-- Material for this exercise --
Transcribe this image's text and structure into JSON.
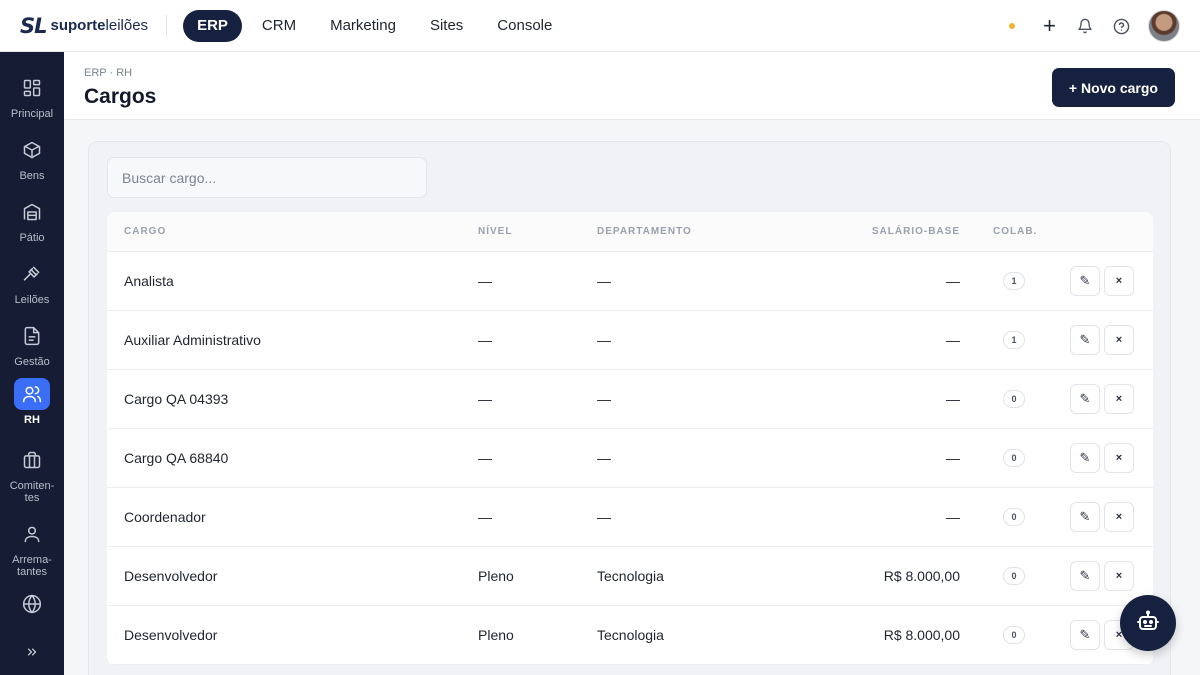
{
  "brand": {
    "mark": "SL",
    "name_bold": "suporte",
    "name_light": "leilões"
  },
  "topnav": [
    {
      "label": "ERP",
      "active": true
    },
    {
      "label": "CRM",
      "active": false
    },
    {
      "label": "Marketing",
      "active": false
    },
    {
      "label": "Sites",
      "active": false
    },
    {
      "label": "Console",
      "active": false
    }
  ],
  "topbar_icons": [
    "status-dot",
    "plus-icon",
    "bell-icon",
    "help-icon",
    "avatar"
  ],
  "sidebar": {
    "items": [
      {
        "label": "Principal",
        "icon": "grid-icon",
        "active": false
      },
      {
        "label": "Bens",
        "icon": "box-icon",
        "active": false
      },
      {
        "label": "Pátio",
        "icon": "warehouse-icon",
        "active": false
      },
      {
        "label": "Leilões",
        "icon": "gavel-icon",
        "active": false
      },
      {
        "label": "Gestão",
        "icon": "document-icon",
        "active": false
      },
      {
        "label": "RH",
        "icon": "users-icon",
        "active": true
      },
      {
        "label": "Comiten-tes",
        "icon": "briefcase-icon",
        "active": false
      },
      {
        "label": "Arrema-tantes",
        "icon": "user-icon",
        "active": false
      },
      {
        "label": "",
        "icon": "globe-icon",
        "active": false
      }
    ],
    "collapse_icon": "double-chevron-right-icon"
  },
  "header": {
    "breadcrumb": "ERP · RH",
    "title": "Cargos",
    "new_button": "+ Novo cargo"
  },
  "search": {
    "placeholder": "Buscar cargo...",
    "value": ""
  },
  "table": {
    "columns": [
      "CARGO",
      "NÍVEL",
      "DEPARTAMENTO",
      "SALÁRIO-BASE",
      "COLAB."
    ],
    "rows": [
      {
        "cargo": "Analista",
        "nivel": "—",
        "departamento": "—",
        "salario": "—",
        "colab": "1"
      },
      {
        "cargo": "Auxiliar Administrativo",
        "nivel": "—",
        "departamento": "—",
        "salario": "—",
        "colab": "1"
      },
      {
        "cargo": "Cargo QA 04393",
        "nivel": "—",
        "departamento": "—",
        "salario": "—",
        "colab": "0"
      },
      {
        "cargo": "Cargo QA 68840",
        "nivel": "—",
        "departamento": "—",
        "salario": "—",
        "colab": "0"
      },
      {
        "cargo": "Coordenador",
        "nivel": "—",
        "departamento": "—",
        "salario": "—",
        "colab": "0"
      },
      {
        "cargo": "Desenvolvedor",
        "nivel": "Pleno",
        "departamento": "Tecnologia",
        "salario": "R$ 8.000,00",
        "colab": "0"
      },
      {
        "cargo": "Desenvolvedor",
        "nivel": "Pleno",
        "departamento": "Tecnologia",
        "salario": "R$ 8.000,00",
        "colab": "0"
      }
    ],
    "edit_glyph": "✎",
    "delete_glyph": "×"
  },
  "assistant": {
    "icon": "robot-icon"
  }
}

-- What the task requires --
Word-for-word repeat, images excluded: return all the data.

-- Result --
Transcribe this image's text and structure into JSON.
{
  "brand": {
    "mark": "SL",
    "name_bold": "suporte",
    "name_light": "leilões"
  },
  "topnav": [
    {
      "label": "ERP",
      "active": true
    },
    {
      "label": "CRM",
      "active": false
    },
    {
      "label": "Marketing",
      "active": false
    },
    {
      "label": "Sites",
      "active": false
    },
    {
      "label": "Console",
      "active": false
    }
  ],
  "topbar_icons": [
    "status-dot",
    "plus-icon",
    "bell-icon",
    "help-icon",
    "avatar"
  ],
  "sidebar": {
    "items": [
      {
        "label": "Principal",
        "icon": "grid-icon",
        "active": false
      },
      {
        "label": "Bens",
        "icon": "box-icon",
        "active": false
      },
      {
        "label": "Pátio",
        "icon": "warehouse-icon",
        "active": false
      },
      {
        "label": "Leilões",
        "icon": "gavel-icon",
        "active": false
      },
      {
        "label": "Gestão",
        "icon": "document-icon",
        "active": false
      },
      {
        "label": "RH",
        "icon": "users-icon",
        "active": true
      },
      {
        "label": "Comiten-tes",
        "icon": "briefcase-icon",
        "active": false
      },
      {
        "label": "Arrema-tantes",
        "icon": "user-icon",
        "active": false
      },
      {
        "label": "",
        "icon": "globe-icon",
        "active": false
      }
    ],
    "collapse_icon": "double-chevron-right-icon"
  },
  "header": {
    "breadcrumb": "ERP · RH",
    "title": "Cargos",
    "new_button": "+ Novo cargo"
  },
  "search": {
    "placeholder": "Buscar cargo...",
    "value": ""
  },
  "table": {
    "columns": [
      "CARGO",
      "NÍVEL",
      "DEPARTAMENTO",
      "SALÁRIO-BASE",
      "COLAB."
    ],
    "rows": [
      {
        "cargo": "Analista",
        "nivel": "—",
        "departamento": "—",
        "salario": "—",
        "colab": "1"
      },
      {
        "cargo": "Auxiliar Administrativo",
        "nivel": "—",
        "departamento": "—",
        "salario": "—",
        "colab": "1"
      },
      {
        "cargo": "Cargo QA 04393",
        "nivel": "—",
        "departamento": "—",
        "salario": "—",
        "colab": "0"
      },
      {
        "cargo": "Cargo QA 68840",
        "nivel": "—",
        "departamento": "—",
        "salario": "—",
        "colab": "0"
      },
      {
        "cargo": "Coordenador",
        "nivel": "—",
        "departamento": "—",
        "salario": "—",
        "colab": "0"
      },
      {
        "cargo": "Desenvolvedor",
        "nivel": "Pleno",
        "departamento": "Tecnologia",
        "salario": "R$ 8.000,00",
        "colab": "0"
      },
      {
        "cargo": "Desenvolvedor",
        "nivel": "Pleno",
        "departamento": "Tecnologia",
        "salario": "R$ 8.000,00",
        "colab": "0"
      }
    ],
    "edit_glyph": "✎",
    "delete_glyph": "×"
  },
  "assistant": {
    "icon": "robot-icon"
  }
}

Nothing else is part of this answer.